◆ Work to complete
The output should be identical to the entries that follow.

(Excerpts from a dataset)
◇ ◇ ◇ ◇
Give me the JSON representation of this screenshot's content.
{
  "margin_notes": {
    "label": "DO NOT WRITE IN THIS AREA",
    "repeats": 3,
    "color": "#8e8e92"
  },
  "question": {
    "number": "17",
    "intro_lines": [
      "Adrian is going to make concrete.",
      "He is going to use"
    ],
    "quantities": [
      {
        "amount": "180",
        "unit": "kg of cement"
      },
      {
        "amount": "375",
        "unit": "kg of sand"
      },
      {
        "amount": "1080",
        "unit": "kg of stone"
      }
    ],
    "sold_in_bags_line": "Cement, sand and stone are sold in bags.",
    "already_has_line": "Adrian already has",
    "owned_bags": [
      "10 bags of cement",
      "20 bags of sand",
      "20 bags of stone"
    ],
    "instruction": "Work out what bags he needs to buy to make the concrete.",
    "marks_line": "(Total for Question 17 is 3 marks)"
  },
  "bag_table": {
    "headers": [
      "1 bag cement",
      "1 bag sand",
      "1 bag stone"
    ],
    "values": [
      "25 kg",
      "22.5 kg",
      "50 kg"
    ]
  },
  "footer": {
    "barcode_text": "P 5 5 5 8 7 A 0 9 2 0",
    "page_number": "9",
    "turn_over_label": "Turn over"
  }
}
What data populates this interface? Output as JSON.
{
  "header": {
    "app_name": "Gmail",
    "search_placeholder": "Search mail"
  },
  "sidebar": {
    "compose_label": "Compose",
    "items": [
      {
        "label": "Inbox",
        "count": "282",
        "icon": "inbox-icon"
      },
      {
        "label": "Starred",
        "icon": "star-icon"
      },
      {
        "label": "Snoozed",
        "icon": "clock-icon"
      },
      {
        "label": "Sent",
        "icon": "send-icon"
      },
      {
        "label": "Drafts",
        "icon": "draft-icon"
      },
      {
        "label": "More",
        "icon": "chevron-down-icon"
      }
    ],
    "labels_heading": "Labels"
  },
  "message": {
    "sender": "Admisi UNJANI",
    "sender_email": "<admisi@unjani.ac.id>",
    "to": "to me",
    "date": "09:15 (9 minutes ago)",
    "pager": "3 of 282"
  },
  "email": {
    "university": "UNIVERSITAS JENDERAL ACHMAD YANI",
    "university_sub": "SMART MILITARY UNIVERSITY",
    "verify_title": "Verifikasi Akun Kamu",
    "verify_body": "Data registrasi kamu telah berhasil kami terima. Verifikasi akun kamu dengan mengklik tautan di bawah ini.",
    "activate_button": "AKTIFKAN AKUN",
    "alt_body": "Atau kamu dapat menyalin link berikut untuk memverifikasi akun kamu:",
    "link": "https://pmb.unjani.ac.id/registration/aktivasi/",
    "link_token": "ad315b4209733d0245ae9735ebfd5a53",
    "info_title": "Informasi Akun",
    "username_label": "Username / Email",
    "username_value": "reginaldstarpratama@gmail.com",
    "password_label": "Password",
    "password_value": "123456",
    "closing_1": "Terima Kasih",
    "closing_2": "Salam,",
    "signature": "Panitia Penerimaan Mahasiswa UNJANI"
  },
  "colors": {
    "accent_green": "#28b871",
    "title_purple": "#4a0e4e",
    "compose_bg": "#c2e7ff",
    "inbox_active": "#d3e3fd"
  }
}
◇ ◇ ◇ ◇
◆ Task response
Give me the JSON representation of this screenshot's content.
{
  "margin_notes": {
    "label": "DO NOT WRITE IN THIS AREA",
    "repeats": 3,
    "color": "#8e8e92"
  },
  "question": {
    "number": "17",
    "intro_lines": [
      "Adrian is going to make concrete.",
      "He is going to use"
    ],
    "quantities": [
      {
        "amount": "180",
        "unit": "kg of cement"
      },
      {
        "amount": "375",
        "unit": "kg of sand"
      },
      {
        "amount": "1080",
        "unit": "kg of stone"
      }
    ],
    "sold_in_bags_line": "Cement, sand and stone are sold in bags.",
    "already_has_line": "Adrian already has",
    "owned_bags": [
      "10 bags of cement",
      "20 bags of sand",
      "20 bags of stone"
    ],
    "instruction": "Work out what bags he needs to buy to make the concrete.",
    "marks_line": "(Total for Question 17 is 3 marks)"
  },
  "bag_table": {
    "headers": [
      "1 bag cement",
      "1 bag sand",
      "1 bag stone"
    ],
    "values": [
      "25 kg",
      "22.5 kg",
      "50 kg"
    ]
  },
  "footer": {
    "barcode_text": "P 5 5 5 8 7 A 0 9 2 0",
    "page_number": "9",
    "turn_over_label": "Turn over"
  }
}
What data populates this interface? Output as JSON.
{
  "header": {
    "app_name": "Gmail",
    "search_placeholder": "Search mail"
  },
  "sidebar": {
    "compose_label": "Compose",
    "items": [
      {
        "label": "Inbox",
        "count": "282",
        "icon": "inbox-icon"
      },
      {
        "label": "Starred",
        "icon": "star-icon"
      },
      {
        "label": "Snoozed",
        "icon": "clock-icon"
      },
      {
        "label": "Sent",
        "icon": "send-icon"
      },
      {
        "label": "Drafts",
        "icon": "draft-icon"
      },
      {
        "label": "More",
        "icon": "chevron-down-icon"
      }
    ],
    "labels_heading": "Labels"
  },
  "message": {
    "sender": "Admisi UNJANI",
    "sender_email": "<admisi@unjani.ac.id>",
    "to": "to me",
    "date": "09:15 (9 minutes ago)",
    "pager": "3 of 282"
  },
  "email": {
    "university": "UNIVERSITAS JENDERAL ACHMAD YANI",
    "university_sub": "SMART MILITARY UNIVERSITY",
    "verify_title": "Verifikasi Akun Kamu",
    "verify_body": "Data registrasi kamu telah berhasil kami terima. Verifikasi akun kamu dengan mengklik tautan di bawah ini.",
    "activate_button": "AKTIFKAN AKUN",
    "alt_body": "Atau kamu dapat menyalin link berikut untuk memverifikasi akun kamu:",
    "link": "https://pmb.unjani.ac.id/registration/aktivasi/",
    "link_token": "ad315b4209733d0245ae9735ebfd5a53",
    "info_title": "Informasi Akun",
    "username_label": "Username / Email",
    "username_value": "reginaldstarpratama@gmail.com",
    "password_label": "Password",
    "password_value": "123456",
    "closing_1": "Terima Kasih",
    "closing_2": "Salam,",
    "signature": "Panitia Penerimaan Mahasiswa UNJANI"
  },
  "colors": {
    "accent_green": "#28b871",
    "title_purple": "#4a0e4e",
    "compose_bg": "#c2e7ff",
    "inbox_active": "#d3e3fd"
  }
}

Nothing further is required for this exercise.